Friday, February 24, 2012 - 2:00pm
Fung Auditorium | Powell-Focht Bioengineering Hall
Stephen Mayfield, PhD

Director, San Diego Center for Algae Biotechnology
Professor, Molecular Biology
UC San Diego

Micro-algae for the production of biofuels and bioproducts

Abstract: 
Fuel, food, and biological products are all different forms of chemical energy, and as such are closely interrelated. All of these products are ultimately derived from photosynthesis, the process by which sunlight energy is converted to chemical energy. Over the last 100 years we have exploited fossil fuels to drive unprecedented economic and agricultural growth, but in so doing we have released sequestered CO2 into the atmosphere, which is now beginning to impact our climate. In addition, fossil fuel reserves are finite, and we are now starting to see the initial signs of depletion of these reserves, including the rising cost of fuels and food.
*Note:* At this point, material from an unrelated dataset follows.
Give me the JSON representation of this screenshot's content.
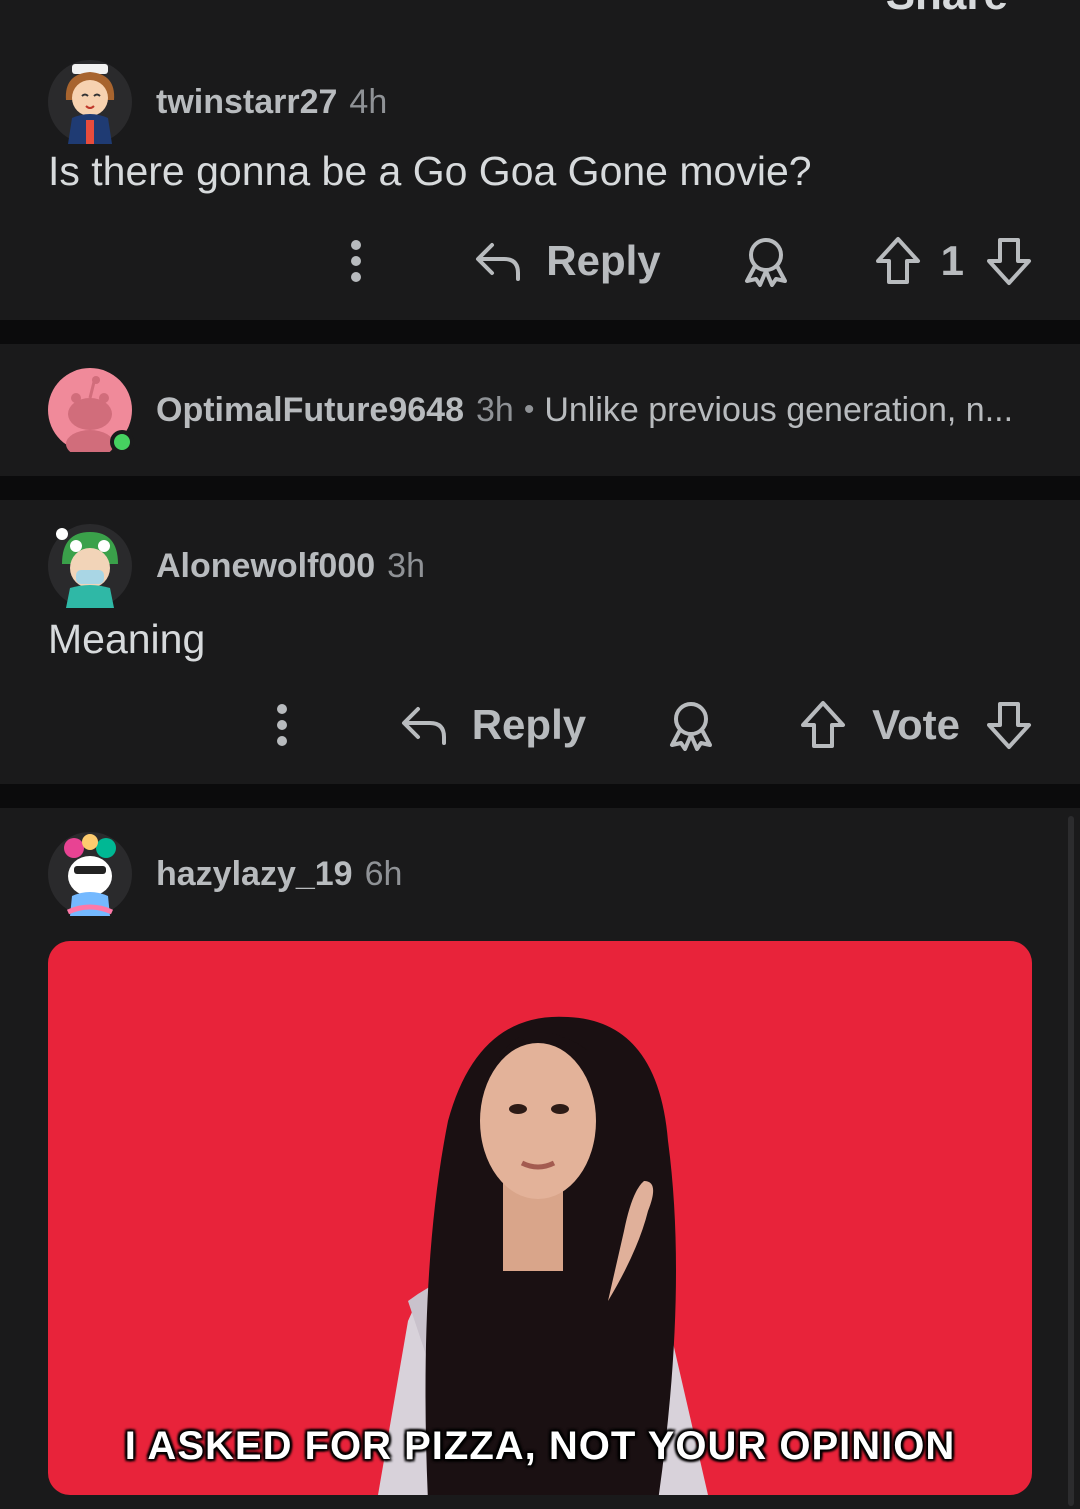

Together these factors have provided the impetus behind the development of new renewable energy sources that can supplant fossil fuels while greatly reducing carbon emissions into the atmosphere. Eukaryotic algae offer tremendous potential for the large scale production of biofuels and bio-products as algae require only sunlight as an energy source and sequester CO2 during the production of biomass, and algae can be much more efficient then terrestrial plants in fixing CO2 and producing biomass. Using “designed for purpose” photosynthetic organisms we have the opportunity to develop production platforms for fuel, food, and bioproducts that have unmatched efficiencies and productivities. We are developing the genetic and synthetic biology tools to enable the production of designer algae as a bio-fuels and bio-products platform. The challenges we face for our energy future, as well as some early successes in developing algae as a biotechnology platform will be discussed.